Look below for lines that hold the string "JSON" and copy each one.

__Component data from apps and pages__.

◇ ◇ ◇ ◇

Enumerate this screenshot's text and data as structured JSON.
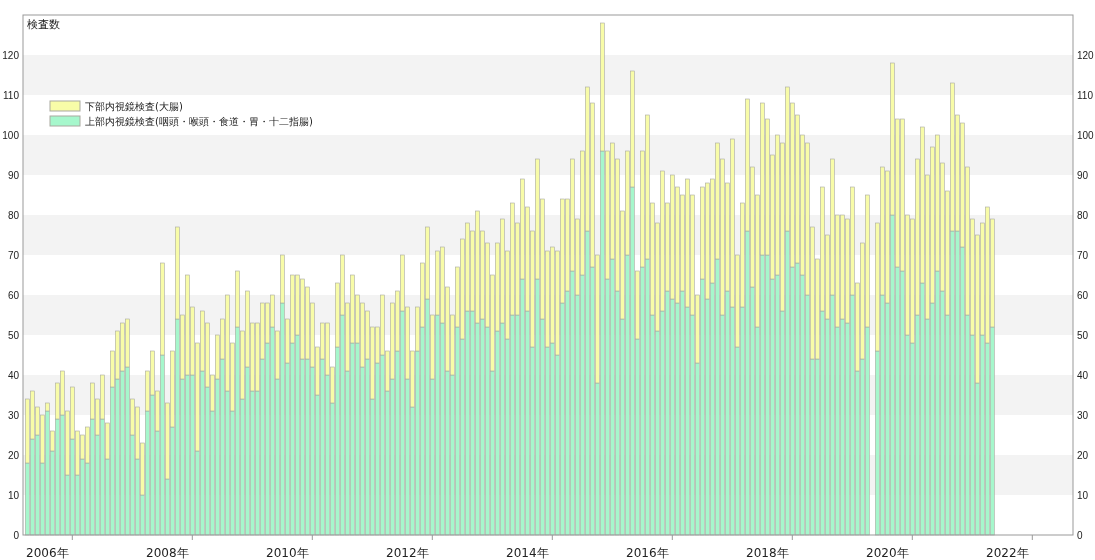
{
  "chart": {
    "chart_data": {
      "type": "bar",
      "stacked": true,
      "legend": "upper left",
      "ylabel": "検査数",
      "ylim": [
        0,
        130
      ],
      "yticks": [
        0,
        10,
        20,
        30,
        40,
        50,
        60,
        70,
        80,
        90,
        100,
        110,
        120
      ],
      "categories": [
        null,
        null,
        null,
        null,
        "2006年",
        null,
        null,
        null,
        null,
        null,
        null,
        null,
        null,
        null,
        null,
        null,
        null,
        null,
        null,
        null,
        null,
        null,
        null,
        null,
        null,
        null,
        null,
        null,
        "2008年",
        null,
        null,
        null,
        null,
        null,
        null,
        null,
        null,
        null,
        null,
        null,
        null,
        null,
        null,
        null,
        null,
        null,
        null,
        null,
        null,
        null,
        null,
        null,
        "2010年",
        null,
        null,
        null,
        null,
        null,
        null,
        null,
        null,
        null,
        null,
        null,
        null,
        null,
        null,
        null,
        null,
        null,
        null,
        null,
        null,
        null,
        null,
        null,
        "2012年",
        null,
        null,
        null,
        null,
        null,
        null,
        null,
        null,
        null,
        null,
        null,
        null,
        null,
        null,
        null,
        null,
        null,
        null,
        null,
        null,
        null,
        null,
        null,
        "2014年",
        null,
        null,
        null,
        null,
        null,
        null,
        null,
        null,
        null,
        null,
        null,
        null,
        null,
        null,
        null,
        null,
        null,
        null,
        null,
        null,
        null,
        null,
        null,
        "2016年",
        null,
        null,
        null,
        null,
        null,
        null,
        null,
        null,
        null,
        null,
        null,
        null,
        null,
        null,
        null,
        null,
        null,
        null,
        null,
        null,
        null,
        null,
        null,
        "2018年",
        null,
        null,
        null,
        null,
        null,
        null,
        null,
        null,
        null,
        null,
        null,
        null,
        null,
        null,
        null,
        null,
        null,
        null,
        null,
        null,
        null,
        null,
        null,
        "2020年",
        null,
        null,
        null,
        null,
        null,
        null,
        null,
        null,
        null,
        null,
        null,
        null,
        null,
        null,
        null,
        null,
        null,
        null,
        null,
        null,
        null,
        null,
        null,
        "2022年"
      ],
      "series": [
        {
          "name": "下部内視鏡検査(大腸)",
          "color": "#f8fca8",
          "values": [
            16,
            12,
            7,
            12,
            2,
            5,
            9,
            11,
            16,
            13,
            11,
            6,
            9,
            9,
            9,
            11,
            9,
            9,
            12,
            12,
            12,
            9,
            13,
            13,
            10,
            11,
            10,
            23,
            19,
            19,
            23,
            16,
            25,
            17,
            27,
            15,
            16,
            9,
            11,
            10,
            24,
            17,
            14,
            17,
            19,
            17,
            17,
            14,
            10,
            8,
            12,
            12,
            11,
            17,
            15,
            20,
            18,
            16,
            12,
            9,
            13,
            9,
            16,
            15,
            17,
            17,
            12,
            16,
            12,
            18,
            9,
            15,
            10,
            19,
            15,
            14,
            18,
            14,
            11,
            16,
            18,
            16,
            16,
            19,
            21,
            15,
            15,
            25,
            22,
            20,
            28,
            22,
            21,
            24,
            22,
            26,
            22,
            28,
            23,
            25,
            26,
            29,
            30,
            30,
            24,
            24,
            26,
            26,
            23,
            28,
            19,
            31,
            36,
            41,
            32,
            32,
            32,
            29,
            33,
            27,
            26,
            29,
            17,
            29,
            36,
            28,
            27,
            35,
            22,
            31,
            29,
            24,
            32,
            30,
            17,
            23,
            29,
            26,
            29,
            39,
            27,
            42,
            23,
            26,
            33,
            30,
            33,
            38,
            34,
            31,
            35,
            42,
            36,
            41,
            37,
            35,
            38,
            33,
            25,
            31,
            21,
            34,
            28,
            26,
            26,
            27,
            22,
            29,
            33,
            null,
            32,
            32,
            33,
            38,
            37,
            38,
            30,
            31,
            39,
            39,
            36,
            39,
            34,
            32,
            31,
            37,
            29,
            31,
            37,
            29,
            37,
            28,
            34,
            27,
            null,
            null,
            null
          ]
        },
        {
          "name": "上部内視鏡検査(咽頭・喉頭・食道・胃・十二指腸)",
          "color": "#a6f7cc",
          "values": [
            18,
            24,
            25,
            18,
            31,
            21,
            29,
            30,
            15,
            24,
            15,
            19,
            18,
            29,
            25,
            29,
            19,
            37,
            39,
            41,
            42,
            25,
            19,
            10,
            31,
            35,
            26,
            45,
            14,
            27,
            54,
            39,
            40,
            40,
            21,
            41,
            37,
            31,
            39,
            44,
            36,
            31,
            52,
            34,
            42,
            36,
            36,
            44,
            48,
            52,
            39,
            58,
            43,
            48,
            50,
            44,
            44,
            42,
            35,
            44,
            40,
            33,
            47,
            55,
            41,
            48,
            48,
            42,
            44,
            34,
            43,
            45,
            36,
            39,
            46,
            56,
            39,
            32,
            46,
            52,
            59,
            39,
            55,
            53,
            41,
            40,
            52,
            49,
            56,
            56,
            53,
            54,
            52,
            41,
            51,
            53,
            49,
            55,
            55,
            64,
            56,
            47,
            64,
            54,
            47,
            48,
            45,
            58,
            61,
            66,
            60,
            65,
            76,
            67,
            38,
            96,
            64,
            69,
            61,
            54,
            70,
            87,
            49,
            67,
            69,
            55,
            51,
            56,
            61,
            59,
            58,
            61,
            57,
            55,
            43,
            64,
            59,
            63,
            69,
            55,
            61,
            57,
            47,
            57,
            76,
            62,
            52,
            70,
            70,
            64,
            65,
            56,
            76,
            67,
            68,
            65,
            60,
            44,
            44,
            56,
            54,
            60,
            52,
            54,
            53,
            60,
            41,
            44,
            52,
            null,
            46,
            60,
            58,
            80,
            67,
            66,
            50,
            48,
            55,
            63,
            54,
            58,
            66,
            61,
            55,
            76,
            76,
            72,
            55,
            50,
            38,
            50,
            48,
            52,
            null,
            null,
            null
          ]
        }
      ]
    },
    "right_axis_ticks": [
      "120",
      "110",
      "100",
      "90",
      "80",
      "70",
      "60",
      "50",
      "40",
      "30",
      "20",
      "10",
      "0"
    ]
  }
}
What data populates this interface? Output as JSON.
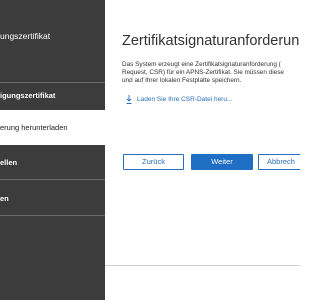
{
  "sidebar": {
    "steps": [
      {
        "label": "ungszertifikat"
      },
      {
        "label": "igungszertifikat"
      },
      {
        "label": "erung herunterladen"
      },
      {
        "label": "ellen"
      },
      {
        "label": "en"
      }
    ]
  },
  "main": {
    "title": "Zertifikatsignaturanforderung",
    "description_lines": [
      "Das System erzeugt eine Zertifikatsignaturanforderung (",
      "Request, CSR) für ein APNS-Zertifikat. Sie müssen diese",
      "und auf Ihrer lokalen Festplatte speichern."
    ],
    "download_link": "Laden Sie Ihre CSR-Datei heru..."
  },
  "buttons": {
    "back": "Zurück",
    "next": "Weiter",
    "cancel": "Abbrech"
  },
  "colors": {
    "sidebar_bg": "#3c3c3c",
    "accent": "#1f6fc5",
    "link": "#2a6ebb"
  }
}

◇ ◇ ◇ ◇

__RESULT OF THIS EXERCISE__.
Enumerate this screenshot's text and data as structured JSON.
What data populates this interface? Output as JSON.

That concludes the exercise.